One of the most common causes of crashes on country roads is fatigue. Being fatigued makes us less alert to what is happening on the road, and less able to react quickly and safely if a dangerous situation arises.

Are you at risk?

The two main causes of fatigue are lack of quality sleep and driving at times when you would normally be asleep. By not getting enough sleep you will build up a sleep debt.

What is sleep debt?

If you don't get enough sleep you go into debt ? you 'owe' yourself more sleep ? and the only way to repay this debt is by sleeping.

Until you catch up on your sleep you have a greater risk of having a fatigue?related crash.

Some risk factors

You also put yourself at risk of a fatigue related crash if you:

  • drive in the early morning (1am?6am), as for most of us this is the time that we would normally be sleeping. Also driving in the 'afternoon lull' (1pm?5pm), when our biological time clock makes most of us feel sleepy
  • start a trip after a long day's work
  • have a sleep disorder such as sleep apnoea. Symptoms of sleep apnoea include heavy snoring broken by sudden periods of silence, restless sleep and constantly being tired during the day.
Signs of driver fatigue

The signs of fatigue include:

  • your head keeps nodding
  • difficulty in keeping your eyes open
  • unable to remember last few kilometres
  • constant yawning
  • drifting in the lane or driving off the road edge
  • delayed reactions
  • loss of concentration / daydreaming
  • fluctuations in driving speed.
What to do to avoid driver fatigue

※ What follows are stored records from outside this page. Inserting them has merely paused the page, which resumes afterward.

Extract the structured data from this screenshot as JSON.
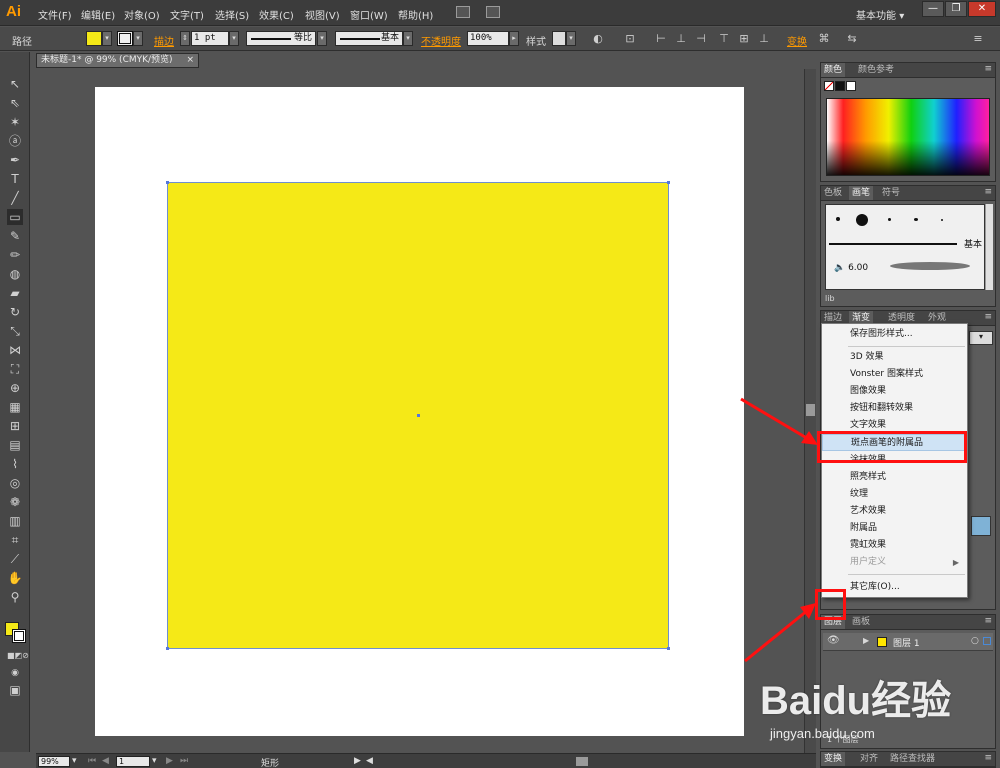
{
  "app": {
    "logo": "Ai",
    "workspace": "基本功能",
    "workspace_arrow": "▾"
  },
  "menu": [
    "文件(F)",
    "编辑(E)",
    "对象(O)",
    "文字(T)",
    "选择(S)",
    "效果(C)",
    "视图(V)",
    "窗口(W)",
    "帮助(H)"
  ],
  "window_buttons": {
    "minimize": "—",
    "restore": "❐",
    "close": "✕"
  },
  "control": {
    "object_type": "路径",
    "stroke_label": "描边",
    "stroke_weight": "1 pt",
    "profile_label": "等比",
    "brush_label": "基本",
    "opacity_label": "不透明度",
    "opacity_value": "100%",
    "style_label": "样式",
    "transform_label": "变换",
    "fill_color": "#f5e917"
  },
  "document": {
    "tab_title": "未标题-1* @ 99% (CMYK/预览)",
    "tab_close": "×",
    "rect_color": "#f5e917"
  },
  "status": {
    "zoom": "99%",
    "page": "1",
    "tool_name": "矩形"
  },
  "color_panel": {
    "tabs": [
      "颜色",
      "颜色参考"
    ]
  },
  "brush_panel": {
    "tabs": [
      "色板",
      "画笔",
      "符号"
    ],
    "basic_label": "基本",
    "size_label": "6.00",
    "lib_button": "lib"
  },
  "appearance_panel": {
    "tabs": [
      "描边",
      "渐变",
      "透明度",
      "外观"
    ]
  },
  "dropdown": {
    "items": [
      {
        "label": "保存图形样式..."
      },
      {
        "label": "3D 效果"
      },
      {
        "label": "Vonster 图案样式"
      },
      {
        "label": "图像效果"
      },
      {
        "label": "按钮和翻转效果"
      },
      {
        "label": "文字效果"
      },
      {
        "label": "斑点画笔的附属品"
      },
      {
        "label": "涂抹效果"
      },
      {
        "label": "照亮样式"
      },
      {
        "label": "纹理"
      },
      {
        "label": "艺术效果"
      },
      {
        "label": "附属品"
      },
      {
        "label": "霓虹效果"
      },
      {
        "label": "用户定义"
      },
      {
        "label": "其它库(O)..."
      }
    ],
    "highlighted": "斑点画笔的附属品"
  },
  "layers_panel": {
    "tabs": [
      "图层",
      "画板"
    ],
    "layer_name": "图层 1",
    "layer_color": "#ffe600",
    "footer": "1 个图层"
  },
  "bottom_panel": {
    "tabs": [
      "变换",
      "对齐",
      "路径查找器"
    ]
  },
  "watermark": {
    "main": "Baidu经验",
    "sub": "jingyan.baidu.com"
  },
  "annotation_color": "#ff1010"
}
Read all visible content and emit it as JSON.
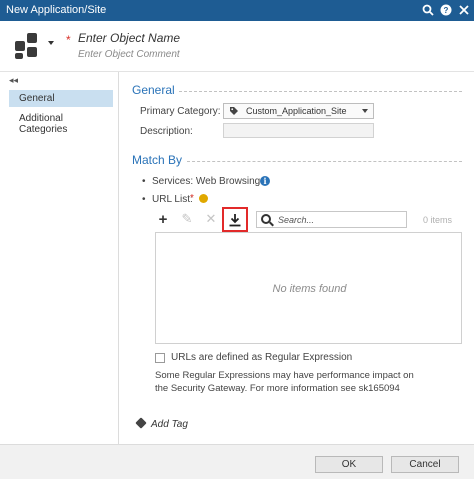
{
  "window": {
    "title": "New Application/Site"
  },
  "header": {
    "name_placeholder": "Enter Object Name",
    "comment_placeholder": "Enter Object Comment"
  },
  "sidebar": {
    "items": [
      {
        "label": "General"
      },
      {
        "label": "Additional Categories"
      }
    ]
  },
  "general": {
    "heading": "General",
    "primary_category_label": "Primary Category:",
    "primary_category_value": "Custom_Application_Site",
    "description_label": "Description:"
  },
  "match_by": {
    "heading": "Match By",
    "services_text": "Services: Web Browsing",
    "url_list_label": "URL List:",
    "search_placeholder": "Search...",
    "items_count": "0 items",
    "empty_text": "No items found",
    "regex_label": "URLs are defined as Regular Expression",
    "regex_note": "Some Regular Expressions may have performance impact on the Security Gateway. For more information see sk165094"
  },
  "add_tag_label": "Add Tag",
  "footer": {
    "ok_label": "OK",
    "cancel_label": "Cancel"
  }
}
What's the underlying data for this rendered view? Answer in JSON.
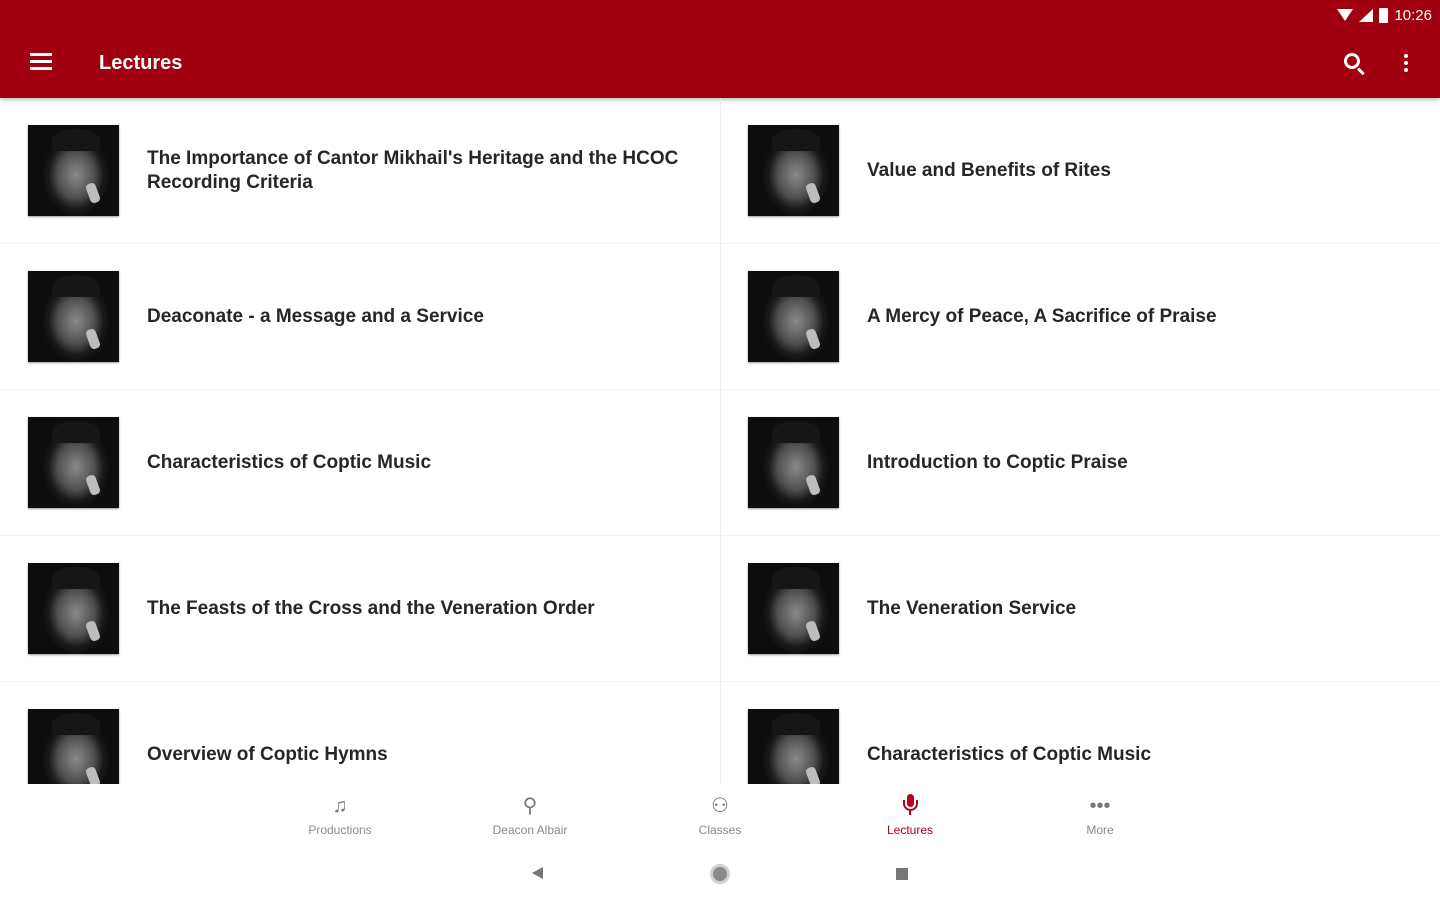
{
  "status_bar": {
    "time": "10:26",
    "icons": [
      "wifi-icon",
      "signal-icon",
      "battery-icon"
    ]
  },
  "app_bar": {
    "title": "Lectures",
    "menu_icon": "menu-icon",
    "search_icon": "search-icon",
    "overflow_icon": "more-vert-icon",
    "background_color": "#a0000f"
  },
  "lectures": [
    {
      "title": "The Importance of Cantor Mikhail's Heritage and the HCOC Recording Criteria"
    },
    {
      "title": "Value and Benefits of Rites"
    },
    {
      "title": "Deaconate - a Message and a Service"
    },
    {
      "title": "A Mercy of Peace, A Sacrifice of Praise"
    },
    {
      "title": "Characteristics of Coptic Music"
    },
    {
      "title": "Introduction to Coptic Praise"
    },
    {
      "title": "The Feasts of the Cross and the Veneration Order"
    },
    {
      "title": "The Veneration Service"
    },
    {
      "title": "Overview of Coptic Hymns"
    },
    {
      "title": "Characteristics of Coptic Music"
    }
  ],
  "bottom_nav": {
    "items": [
      {
        "label": "Productions",
        "icon": "music-note-icon"
      },
      {
        "label": "Deacon Albair",
        "icon": "person-icon"
      },
      {
        "label": "Classes",
        "icon": "classes-icon"
      },
      {
        "label": "Lectures",
        "icon": "mic-icon",
        "active": true
      },
      {
        "label": "More",
        "icon": "more-horiz-icon"
      }
    ],
    "active_color": "#b3001b"
  },
  "system_nav": {
    "icons": [
      "back-icon",
      "home-icon",
      "recents-icon"
    ]
  }
}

To protect from having a fatigue-related crash:

  • before a long trip you should only have a light meal
  • share the driving if you can, with another person
  • make sure you regularly get enough sleep
  • don't undertake a long trip after a long day at work
  • take a break at least every two hours and walk around
  • be aware that you are at a greater risk of having an accident when driving between 1am-6am and 1pm-5pm as you are out of sync with you biological clock
  • do NOT drink any alcohol before or during a long trip as it could make you sleepy
  • If you feel tired pull off into a parking bay and sleep. A 10 minute Powernap can significantly lower the risk of a fatigue related crash
  • eat well balanced meals at your normal meal times.
The Myths about reducing fatigue

There are some commonly held beliefs about fatigue that are false.

A short stop during a long trip will keep me safe.

Having regular breaks might help delay the onset of fatigue, but once you become fatigued you must have some sleep.

Drinking coffee is the best way to beat fatigue.

Coffee only provides short term benefits; once the effect wears off, sleep loss will kick in which is a major cause of accidents.

Listening to the radio or music will keep me focussed and alert.

This will only provide some short term benefit.

Having plenty of fresh air or air conditioning will keep me alert.

This is desirable, but only provides some short term benefit.

I'm young and need less sleep.

In reality, drivers under 25 years of age are over represented in fatigue related crashes.

Drowsy driver : Drink driver. What is the difference?

Research shows that if you haven't slept for 17 hours it has the same effect on driving ability as a Blood Alcohol Concentration (BAC) of 0.05.

Going without sleep for 24 hours has the same effect as a driver with a BAC of 0.1.

Driving when fatigued may not be illegal, but it can be lethal.

The only cure for fatigue is sleep.